By remaining in office he witnessed the deportation of about 600,000 Hungarian Jews and stopped the deportations only on July 6. By that time the Allies had landed in Normandy and the Russian troops were fairly close to the Hungarian borders. His later attempt to leave the German allies was a fiasco. It was poorly prepared and his beloved soldiers abandoned him.

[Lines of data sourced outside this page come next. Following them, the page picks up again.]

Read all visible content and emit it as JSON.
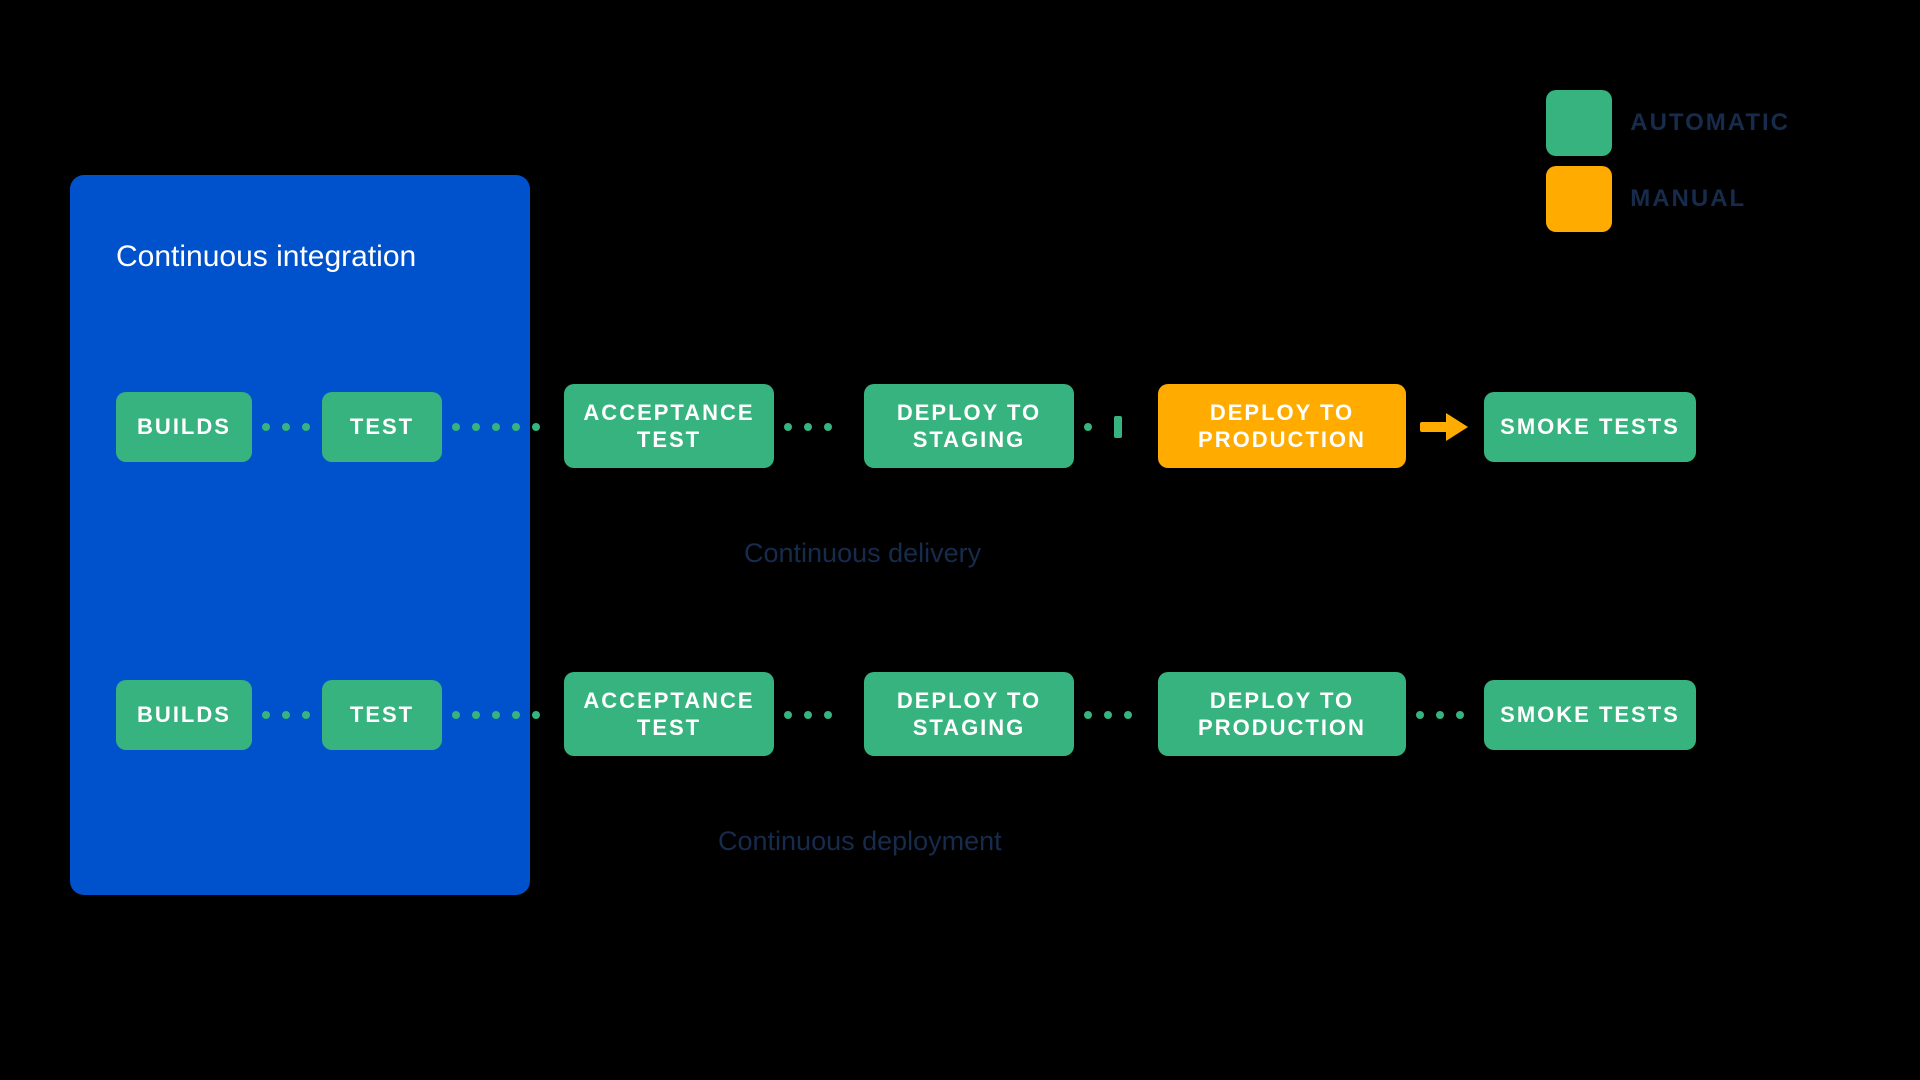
{
  "legend": {
    "automatic": "AUTOMATIC",
    "manual": "MANUAL"
  },
  "ci_title": "Continuous integration",
  "pipelines": {
    "delivery": {
      "label": "Continuous delivery",
      "stages": {
        "builds": "BUILDS",
        "test": "TEST",
        "acceptance": "ACCEPTANCE TEST",
        "staging": "DEPLOY TO STAGING",
        "production": "DEPLOY TO PRODUCTION",
        "smoke": "SMOKE TESTS"
      }
    },
    "deployment": {
      "label": "Continuous deployment",
      "stages": {
        "builds": "BUILDS",
        "test": "TEST",
        "acceptance": "ACCEPTANCE TEST",
        "staging": "DEPLOY TO STAGING",
        "production": "DEPLOY TO PRODUCTION",
        "smoke": "SMOKE TESTS"
      }
    }
  },
  "colors": {
    "automatic": "#36b37e",
    "manual": "#ffab00",
    "brand": "#0052cc",
    "text_dark": "#172b4d"
  }
}
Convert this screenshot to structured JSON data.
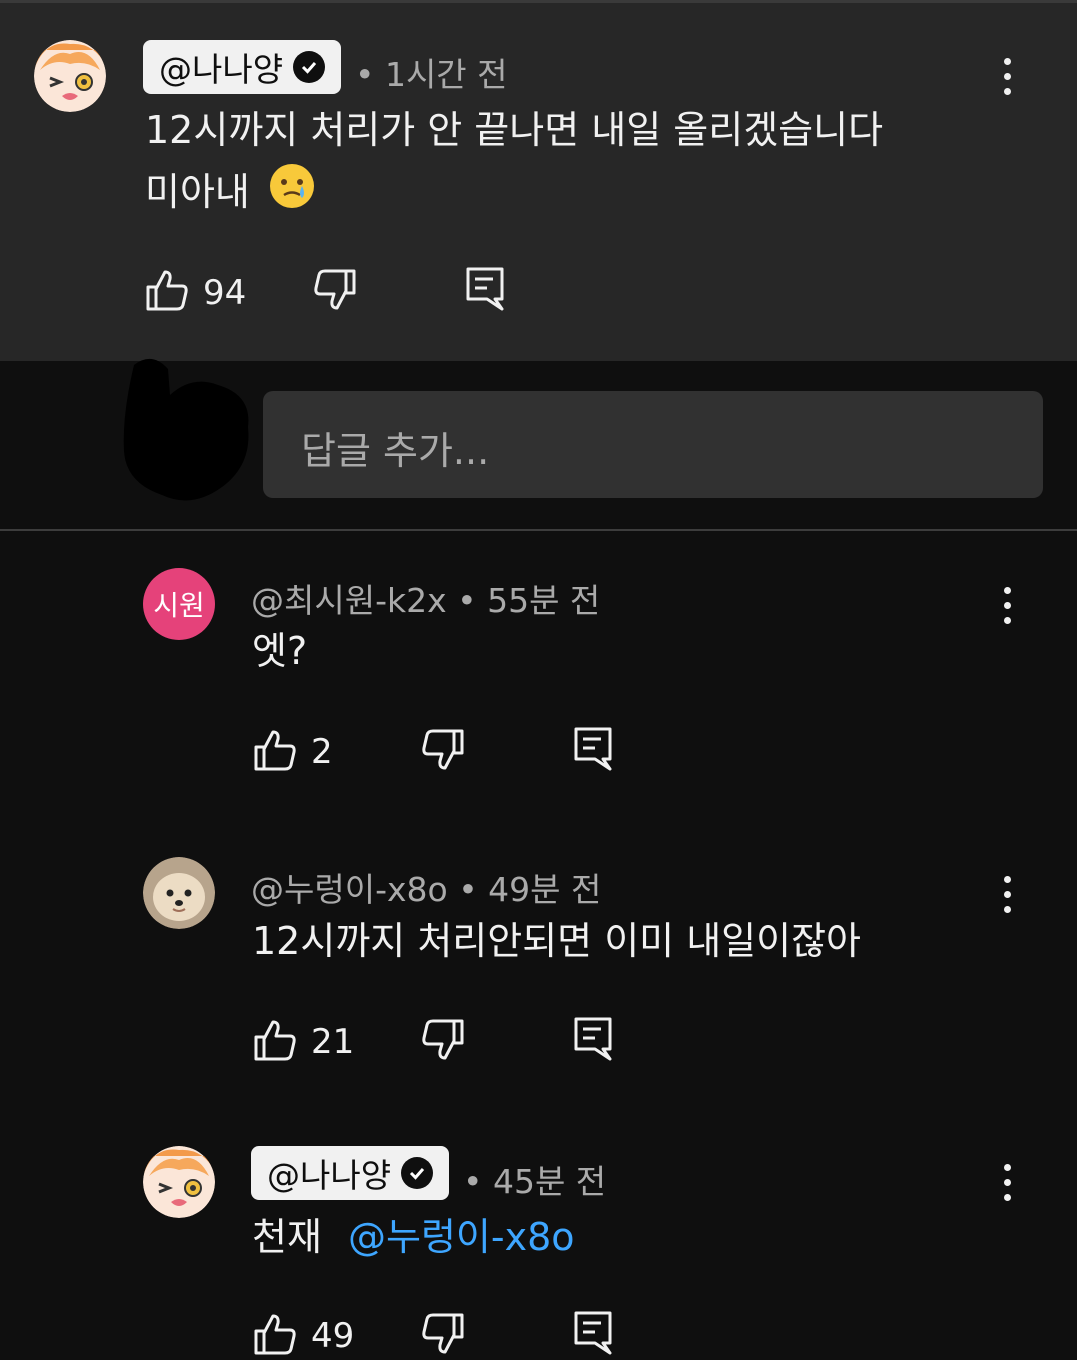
{
  "main_comment": {
    "author": "@나나양",
    "verified": true,
    "time": "• 1시간 전",
    "text_line1": "12시까지 처리가 안 끝나면 내일 올리겠습니다",
    "text_line2": "미아내",
    "emoji": "🥲",
    "likes": "94"
  },
  "reply_input": {
    "placeholder": "답글 추가..."
  },
  "replies": [
    {
      "author": "@최시원-k2x",
      "time": "• 55분 전",
      "avatar_text": "시원",
      "avatar_color": "#e5427a",
      "text": "엣?",
      "likes": "2"
    },
    {
      "author": "@누렁이-x8o",
      "time": "• 49분 전",
      "text": "12시까지 처리안되면 이미 내일이잖아",
      "likes": "21"
    },
    {
      "author": "@나나양",
      "verified": true,
      "time": "• 45분 전",
      "text": "천재",
      "mention": "@누렁이-x8o",
      "likes": "49"
    }
  ],
  "icons": {
    "like": "thumbs-up-icon",
    "dislike": "thumbs-down-icon",
    "reply": "comment-icon",
    "menu": "more-vertical-icon",
    "verified": "check-circle-icon"
  },
  "colors": {
    "background": "#0f0f0f",
    "highlight_block": "#272727",
    "mention": "#3ea6ff"
  }
}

Horthy and his family were taken to Germany where they were housed in an elegant baroque castle, albeit surrounded by a barbed wire fence. Eventually he was arrested by the Americans where he was interrogated by Andor Sziklay (A. C. Klay), a Hungarian working for the American secret service. In 1993 the notes of these conversations were published in Hungarian and they are telling. First and foremost, he was incapable of self-criticism and blamed everybody else. He kept repeating that events couldn’t have unfolded in any other way. He idealized the history of Hungary prior to 1918 and blamed Trianon for absolutely everything that happened afterward. He kept writing letters to Winston Churchill, Harry S. Truman, and Ernest Bevin and whomever he could think of in which he acted as if he were still the governor of Hungary. In one of these letters he even went so far as to claim that he did “everything in his power to save the country from the horrors of war.” Quite a bit of exaggeration, adds Turbucz.
Turbucz, echoing many other historians, is certain that it was Stalin who saved Horthy from ending up a war criminal. Mátyás Rákosi, secretary of the Hungarian Communist party, agreed with Stalin. They didn’t want to make a martyr out of him. As a result, he had to appear only as a witness at Nuremberg. During the questioning Horthy often claimed memory lapses, especially when it came to the so-called “Jewish laws” and an early 1941 deportation of about 15,000 Jews.
Finally, Turbucz spends a few pages on the anti-Horthy cult that took hold after 1945. In the 1950s the Horthy regime was described as fascist and Horthy as a dictator. Of course, this wasn’t the case, but the Horthy regime remains a system Viktor Orbán wants to establish in Hungary: a quasi-democracy where one party with overwhelming representation in parliament and without much interference from a very weak opposition runs the show. No wonder that Orbán feels a certain affinity to the regime and the man after whom it is named.